By the way, nobody mentions it much, but obama’s “engagement” strategy with Iran and Syria has been an utter failure. Has any President’s main foreign policy strategy ever been so quickly and thoroughly discredited?

JohnInCA on May 18, 2011 at 2:23 PM

Sounds like a bow and a strongly worded letter are in the offing…..

search4truth on May 18, 2011 at 2:26 PM

Which reminds me – I forgot to clarify that the US has made an exception for Cuba in tourism, and they’re surviving quite well by leaching off the US dollars coming in that way.

Uncle Sams Nephew on May 18, 2011 at 2:10 PM

You need to clarify some more-the US will only allow citizens to travel there with a government license, unless they travel to Cuba via another country first. And once you get there, you can’t spend any money!

Del Dolemonte on May 18, 2011 at 2:35 PM

A strongly worded demarche will surely win the day!

And then, back in the real world…

ajacksonian on May 18, 2011 at 2:16 PM

Actually, Iran is who needs a demarche and a date.

NaCly dog on May 18, 2011 at 2:53 PM

Just wait until Big O gives his “Purple Prose of Cairo” speech on Thursday, replete with a cash bonanza of aid from our printing presses.

onlineanalyst on May 18, 2011 at 6:01 PM

honsy on May 18, 2011 at 2:09 PM

You have summed the issue up in a nutshell. Notice that it was Syria (probably backed by Iran) that was most aggressive during Intifada III the other day.

onlineanalyst on May 18, 2011 at 6:09 PM

honsy on May 18, 2011 at 2:09 PM

You have summed the issue up in a nutshell. Notice that it was Syria (probably backed by Iran) that was most aggressive during Intifada III the other day.

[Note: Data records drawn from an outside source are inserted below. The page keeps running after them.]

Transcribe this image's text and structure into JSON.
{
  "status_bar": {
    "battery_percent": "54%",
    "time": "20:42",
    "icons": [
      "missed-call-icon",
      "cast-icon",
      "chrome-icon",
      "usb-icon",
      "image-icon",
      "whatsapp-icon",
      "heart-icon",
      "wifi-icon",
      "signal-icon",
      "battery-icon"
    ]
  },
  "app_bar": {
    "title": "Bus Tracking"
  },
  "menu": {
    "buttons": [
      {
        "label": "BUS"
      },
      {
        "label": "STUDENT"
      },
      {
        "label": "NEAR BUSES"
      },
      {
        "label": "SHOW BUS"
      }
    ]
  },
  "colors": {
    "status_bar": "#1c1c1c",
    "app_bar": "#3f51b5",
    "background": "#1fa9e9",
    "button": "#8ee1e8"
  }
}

onlineanalyst on May 18, 2011 at 6:09 PM

Yeah, we’ll break them with sanctions like we did Iran.

slickwillie2001 on May 18, 2011 at 6:13 PM